It’s National Volunteer Week this week, April 7–13, 2019, in Canada. It’s a time to recognize the important work volunteers do to lift communities, according to Volunteers Canada.

If you’re new to Canada and looking for career opportunities, volunteering can be a great starting point. It will also help you make friends, build your network and increase your knowledge of the local job market.

“Volunteering helps our newcomer clients with getting Canadian experience as well as local references and exposure to Canadian workplaces,” says Fiona Stevenson, manager of volunteer & community programs at DIVERSEcity Community Resources Society in Surrey, BC.

“More and more, we also hear from our clients how volunteering helped them make friends and that it can have an great impact on self-worth at a time when life is incredibly challenging. Trying to settle into your new life here in Canada can be incredibly lonely.
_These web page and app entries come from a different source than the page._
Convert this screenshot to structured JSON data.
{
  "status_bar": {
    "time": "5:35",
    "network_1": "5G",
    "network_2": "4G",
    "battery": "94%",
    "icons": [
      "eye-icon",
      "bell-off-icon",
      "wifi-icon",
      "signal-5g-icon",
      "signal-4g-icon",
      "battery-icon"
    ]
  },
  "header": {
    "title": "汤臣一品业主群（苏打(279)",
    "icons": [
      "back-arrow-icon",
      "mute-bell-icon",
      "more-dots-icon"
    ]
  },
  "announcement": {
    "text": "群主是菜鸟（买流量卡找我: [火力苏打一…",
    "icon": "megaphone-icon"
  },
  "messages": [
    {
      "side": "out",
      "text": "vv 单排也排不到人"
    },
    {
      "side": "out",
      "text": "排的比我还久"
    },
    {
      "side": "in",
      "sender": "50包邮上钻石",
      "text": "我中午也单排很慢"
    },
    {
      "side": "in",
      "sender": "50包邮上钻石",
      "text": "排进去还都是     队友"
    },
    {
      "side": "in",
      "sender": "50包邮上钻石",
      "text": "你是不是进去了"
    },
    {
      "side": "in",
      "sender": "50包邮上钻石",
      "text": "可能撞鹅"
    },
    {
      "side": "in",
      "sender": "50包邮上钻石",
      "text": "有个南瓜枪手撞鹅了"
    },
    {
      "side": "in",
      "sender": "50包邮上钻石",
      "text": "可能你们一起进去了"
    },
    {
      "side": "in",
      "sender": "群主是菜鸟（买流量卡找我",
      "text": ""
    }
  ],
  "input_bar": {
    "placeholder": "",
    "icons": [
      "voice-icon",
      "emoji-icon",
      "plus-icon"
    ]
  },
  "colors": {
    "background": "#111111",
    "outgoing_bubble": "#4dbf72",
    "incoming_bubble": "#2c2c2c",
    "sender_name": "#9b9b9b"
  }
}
For so many of our clients, volunteering is a way to connect, to use their skills and to feel like a valued, recognized and welcomed member of the community.”

Five tips for volunteering in Canada
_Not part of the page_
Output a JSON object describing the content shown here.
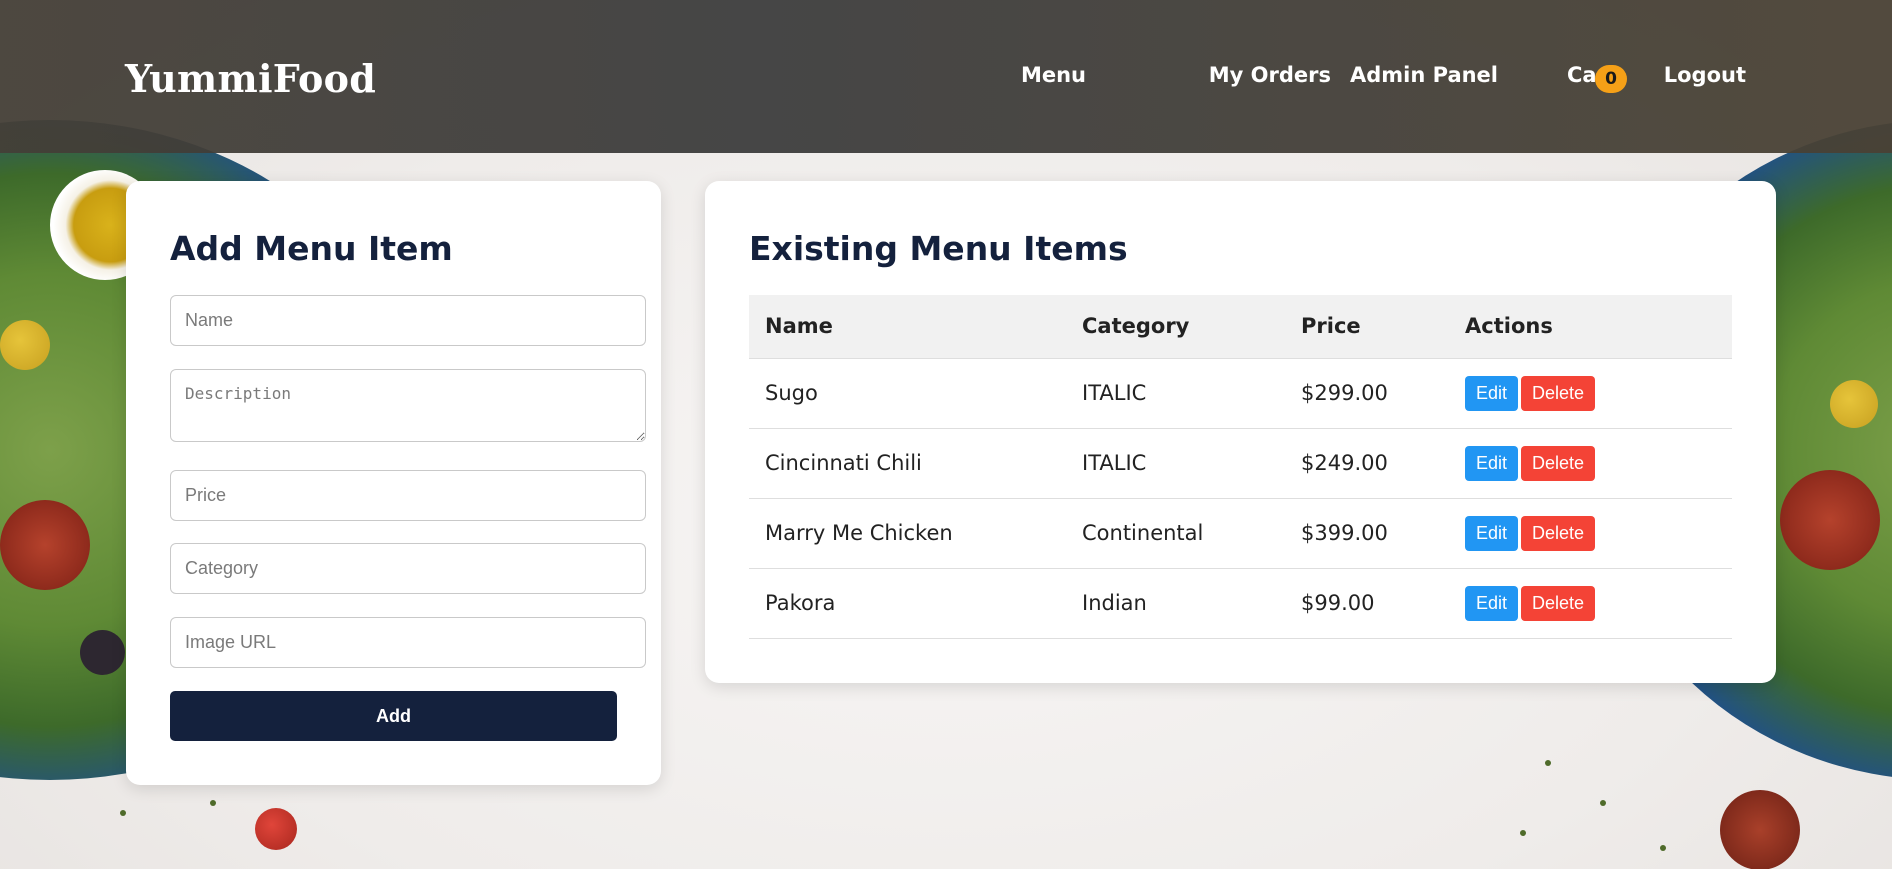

But not all volunteering is the same. Here are five tips on finding the right volunteer role for you and how to make the most of it!
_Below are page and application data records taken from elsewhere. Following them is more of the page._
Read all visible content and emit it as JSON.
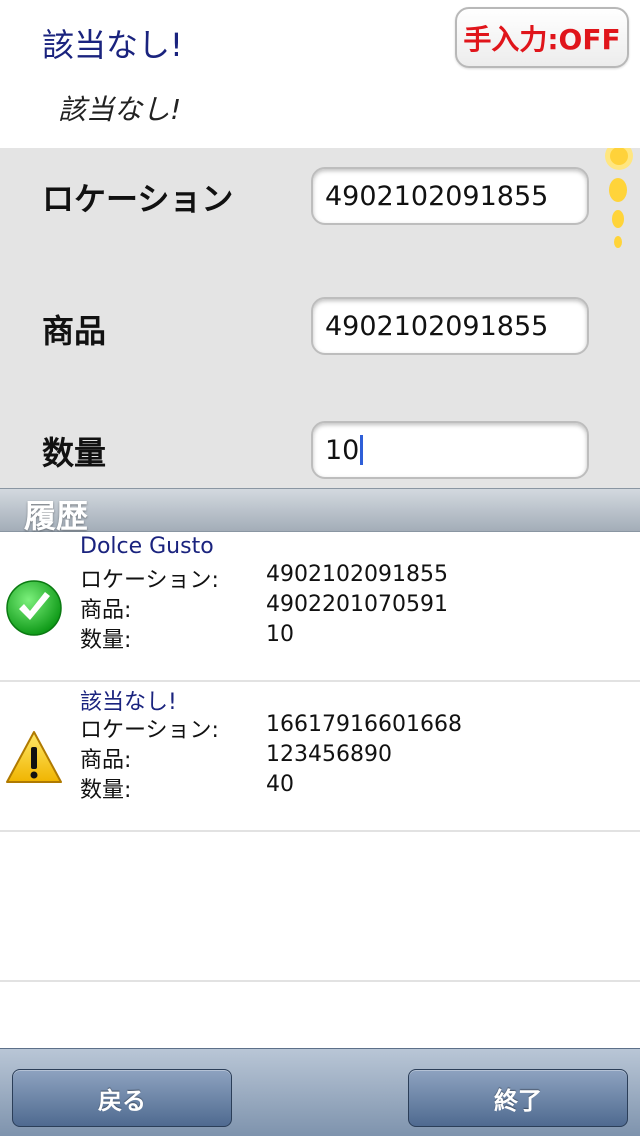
{
  "header": {
    "title": "該当なし!",
    "subtitle": "該当なし!",
    "manual_toggle_label": "手入力:OFF"
  },
  "form": {
    "location_label": "ロケーション",
    "location_value": "4902102091855",
    "product_label": "商品",
    "product_value": "4902102091855",
    "quantity_label": "数量",
    "quantity_value": "10"
  },
  "history": {
    "title": "履歴",
    "rows": [
      {
        "status_icon": "check-icon",
        "name": "Dolce Gusto",
        "location_label": "ロケーション:",
        "location_value": "4902102091855",
        "product_label": "商品:",
        "product_value": "4902201070591",
        "quantity_label": "数量:",
        "quantity_value": "10"
      },
      {
        "status_icon": "warning-icon",
        "name": "該当なし!",
        "location_label": "ロケーション:",
        "location_value": "16617916601668",
        "product_label": "商品:",
        "product_value": "123456890",
        "quantity_label": "数量:",
        "quantity_value": "40"
      }
    ]
  },
  "toolbar": {
    "back_label": "戻る",
    "finish_label": "終了"
  },
  "colors": {
    "title_blue": "#1a237e",
    "toggle_red": "#e0151b",
    "form_bg": "#e4e4e4",
    "toolbar_blue": "#4f6a90"
  }
}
1. Find the right role

Find a role or organization that is meaningful to you and can benefit your integration into Canada, too! For example, consider volunteering for a professional association in your field of expertise. This will help you learn more about your industry in Canada and give you the opportunity to show your skills to the right people.

Or volunteer with a charitable organization or non-profit immigrant settlement agency. Most of these organizations rely on volunteers. They might need simple support at events or you could even become a member of a board of directors!

“At DIVERSEcity, we benefit from some wonderful volunteers helping in all aspects of our programs from tax filing, to driving seniors to appointments, to helping clients practise conversational English,” says Stevenson. “At DIVERSEcity, we are incredibly lucky for the warmth, skills and commitment our volunteers bring.”

2. Be professional

When you begin a volunteer role, you’ll want to make a great impression and show your skills. Small things like being punctual, dressing the part, showing enthusiasm and working with high standards will help you become an in-demand volunteer. And one that people will go out of their way to help!

3. Get to know as many people as possible

While volunteering, try to speak to as many people as possible. Make a connection, learn their names, get to know them and build on the relationship. Not only will you make new friends in your community, you may connect with someone who can help you achieve your career and integration goals.

4. Be open about your goals

People can’t help you if they don’t know what you want. As you start building relationships, be upfront about what you’re looking for out of the volunteering experience — for example, you are hoping to gain Canadian experience or even eventually get a job with the organization you’re volunteering with.

Once people know what you are looking for, you’ll be surprised by how helpful people can be!

5. Use the experience on your resumé

After a few months, you can use the volunteer experience on your resumé and LinkedIN profile. As you get to know the people you volunteer with, consider adding them as connections on LinkedIn. And if your supervisor is pleased with your work, ask them to write a LinkedIn recommendation for you or become a reference.

Interested in volunteering with DIVERSEcity? Contact our volunteer coordinators at to find out about our next Volunteer Orientation Session.